The top rookie quarterbacks this season have drawn justifiable praise. Robert Griffin III, Andrew Luck, and Russell Wilson haven’t just racked up the statistics. They’ve lifted their teams above mediocrity and into the realm of genuine contenders.
Overshadowed by the debate of “Is this the best crop of first-year signal-callers ever?” is the fact that we were having this exact same conversation just last season.
So are this year’s rookies that much better than last year’s? Or is merely that short attention span, what-have-you-done-for-me-lately sports culture rearing its ugly head?
In the interest of that referenced meager attention span, I have chosen the top few from each class—and taken some liberties with the definition of rookie season—to compile an easily digestible debate.
Andy Dalton (2011) v. Andrew Luck (2012)
On paper, the stats for these two are remarkably similar, even when factoring in that Luck has two games left in the regular season:
Dalton: 300 for 516, 58.1 completion percentage, 3,398 yards, 20 touchdowns, 80.4 QB rating
Luck: 308 for 564, 54.6 completion percentage, 3,978 yards, 20 touchdowns, 75.5 QB rating
Luck has the slim advantage in the win column, having matched Dalton’s 9 victories with two games to spare. You could make the argument that Luck inherited a worse team, but the 2010 Bengals were also pretty putrid.
For me, the deciding factor comes in the amount of giveaways. Dalton threw 13 interceptions and had two fumbles last season. Luck, meanwhile, has already been picked off 18 times and given away five fumbles.
Eight more turnovers, with two games to play? Advantage Dalton.
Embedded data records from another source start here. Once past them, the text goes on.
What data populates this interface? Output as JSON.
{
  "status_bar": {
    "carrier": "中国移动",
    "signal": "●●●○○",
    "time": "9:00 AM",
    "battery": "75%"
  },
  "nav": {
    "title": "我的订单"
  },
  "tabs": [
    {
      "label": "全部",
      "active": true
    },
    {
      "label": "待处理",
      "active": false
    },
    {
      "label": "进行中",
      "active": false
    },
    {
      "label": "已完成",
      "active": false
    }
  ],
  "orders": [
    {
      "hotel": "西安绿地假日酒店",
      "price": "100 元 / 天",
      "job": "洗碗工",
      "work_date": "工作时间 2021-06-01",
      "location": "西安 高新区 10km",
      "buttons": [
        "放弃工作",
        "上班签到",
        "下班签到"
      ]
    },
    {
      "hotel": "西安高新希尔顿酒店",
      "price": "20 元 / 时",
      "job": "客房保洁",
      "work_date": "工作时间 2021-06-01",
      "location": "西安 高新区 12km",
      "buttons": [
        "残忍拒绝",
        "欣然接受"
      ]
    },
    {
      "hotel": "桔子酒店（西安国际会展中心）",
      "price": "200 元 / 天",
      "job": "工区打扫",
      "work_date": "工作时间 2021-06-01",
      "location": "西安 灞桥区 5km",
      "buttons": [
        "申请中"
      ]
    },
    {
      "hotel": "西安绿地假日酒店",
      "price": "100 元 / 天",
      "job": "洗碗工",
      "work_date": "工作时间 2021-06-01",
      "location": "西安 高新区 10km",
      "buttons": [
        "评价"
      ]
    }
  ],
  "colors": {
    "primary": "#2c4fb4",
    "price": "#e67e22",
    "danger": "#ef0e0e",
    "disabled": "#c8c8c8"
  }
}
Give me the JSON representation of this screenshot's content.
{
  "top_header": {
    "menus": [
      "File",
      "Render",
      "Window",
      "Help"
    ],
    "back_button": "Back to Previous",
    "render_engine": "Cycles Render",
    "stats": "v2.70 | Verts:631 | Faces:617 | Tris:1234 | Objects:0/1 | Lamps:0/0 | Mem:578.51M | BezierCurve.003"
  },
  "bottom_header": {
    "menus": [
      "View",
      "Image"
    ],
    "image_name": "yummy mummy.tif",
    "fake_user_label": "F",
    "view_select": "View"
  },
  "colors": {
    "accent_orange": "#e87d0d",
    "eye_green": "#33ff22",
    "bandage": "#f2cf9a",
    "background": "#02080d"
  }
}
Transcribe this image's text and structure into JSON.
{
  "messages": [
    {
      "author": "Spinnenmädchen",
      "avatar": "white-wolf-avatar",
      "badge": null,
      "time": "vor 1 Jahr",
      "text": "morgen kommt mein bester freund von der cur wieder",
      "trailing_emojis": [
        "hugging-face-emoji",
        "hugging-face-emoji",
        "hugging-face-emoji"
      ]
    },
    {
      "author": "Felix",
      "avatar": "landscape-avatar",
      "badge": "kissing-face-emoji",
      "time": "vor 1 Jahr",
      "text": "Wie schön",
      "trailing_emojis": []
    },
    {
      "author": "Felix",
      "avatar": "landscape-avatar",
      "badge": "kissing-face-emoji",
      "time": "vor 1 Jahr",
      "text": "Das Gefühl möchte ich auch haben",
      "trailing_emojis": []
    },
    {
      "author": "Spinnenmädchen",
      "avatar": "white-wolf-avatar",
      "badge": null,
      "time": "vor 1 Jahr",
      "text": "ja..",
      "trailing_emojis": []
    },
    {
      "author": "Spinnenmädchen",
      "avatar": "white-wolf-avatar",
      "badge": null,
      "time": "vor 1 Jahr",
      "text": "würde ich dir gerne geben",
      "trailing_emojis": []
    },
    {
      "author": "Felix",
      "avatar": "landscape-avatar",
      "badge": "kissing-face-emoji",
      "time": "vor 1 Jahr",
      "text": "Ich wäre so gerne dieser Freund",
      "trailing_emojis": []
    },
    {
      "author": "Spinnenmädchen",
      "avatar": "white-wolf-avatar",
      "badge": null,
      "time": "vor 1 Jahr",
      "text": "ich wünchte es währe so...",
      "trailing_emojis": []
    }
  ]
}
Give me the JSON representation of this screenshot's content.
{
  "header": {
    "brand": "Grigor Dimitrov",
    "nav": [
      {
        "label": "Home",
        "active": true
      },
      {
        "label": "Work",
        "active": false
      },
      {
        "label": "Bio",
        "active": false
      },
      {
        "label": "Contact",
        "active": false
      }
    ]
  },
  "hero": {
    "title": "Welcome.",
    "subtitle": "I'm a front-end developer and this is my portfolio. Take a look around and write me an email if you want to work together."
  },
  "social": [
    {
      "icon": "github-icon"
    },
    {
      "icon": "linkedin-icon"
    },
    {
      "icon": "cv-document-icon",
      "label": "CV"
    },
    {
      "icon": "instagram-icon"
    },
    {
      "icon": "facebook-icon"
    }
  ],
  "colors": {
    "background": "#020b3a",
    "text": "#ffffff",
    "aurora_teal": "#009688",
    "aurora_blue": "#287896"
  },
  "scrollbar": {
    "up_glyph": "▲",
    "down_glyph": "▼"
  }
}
Cam Newton (2011) v. Robert Griffin III (2012)
Another matchup that is closer on paper than one would expect, given the widespread (and understandable) swooning over RGIII:
Newton: 310 for 517 passing, 60.0 completion percentage, 4,051 yards, 21 passing TDs; 706 rushing yards, 5.6 yards per carry, 14 rushing TDs
Griffin III: 233 for 351 passing, 66.4 completion percent, 2,908 yards, 18 passing TDs; 748 rushing yards, 6.7 yards per carry, 6 rushing TDs
Griffin has been much more efficient, but the sheer power of Newton’s lofty statistics makes this an interesting debate.
Griffin gets a huge boost thanks to his team’s success—8 wins to 6, with two games to spare—but the Redskins are stocked with more raw talent, thanks to Dan Snyder’s blind spending over the years, than the hapless Panthers.
This is another comparison decided by giveaways. Newton threw 17 interceptions and had two fumbles lost last season, while Griffin has been picked off just four times and given away a pair of fumbles.
That kind of care with the ball wins this round, no matter the weight of Newton’s colossal numbers. Advantage Griffin III.
The top two from each draft class stack up remarkably well, but the 2012 Class would easily win the debate thanks to Russell Wilson’s breakout performance. Blaine Gabbert, Christian Ponder and Jake Locker would all get trounced in a head-to-head comparison.
To make things interesting for the tie-breaker, I’m pulling out a member of the 2011 Draft Class whose 2012 season is essentially his rookie campaign, after seeing almost no snaps last year.
Colin Kaepernick (2012) v. Russell Wilson (2012)
As with the premise of this piece itself, comparing the numbers for these two requires a bit of imagination since Kaepernick didn’t get the starting nod until midseason:
Kaepernick: 101 for 154 passing, 65.6 completion percentage, 1,289 yards, 8.37 yards per attempt, 7 passing TDs; 379 rushing yards, 7.2 per attempt, 5 rushing TDs
Wilson: 222 for 353 passing, 62.9 completion percentage, 2,697 yards, 7.64 yards per attempt, 21 passing TDs; 402 rushing yards, 5.2 per attempt, 3 rushing TDs
Stay with me. Double Kaepernick’s passing totals to make up for the discrepancy in attempts, and this is another fascinating debate. Wilson has racked up more passing scores, but Kaepernick has more yards per attempt through the air and on the ground.
Turnovers aren’t going to settle the debate this time: Kaepernick has thrown just two interceptions and lost one fumble to Wilson’s nine INTs, but doubling the totals keeps it close. Kaepernick has also inherited a better situation—the Niners were a muffed punt from the Super Bowl last season, after all—but has responded with a nearly flawless record.
Luckily for us, San Fran travels to Seattle this weekend for a huge divisional showdown. We’ll let that settle this debate, so for now…Advantage: Push.
Is that the easy way out? Maybe. But should Cincy fail to get the job done in Pittsburgh on Sunday, this will give you a reason to overcome your nausea and tune in for what should be a great Sunday Night Game.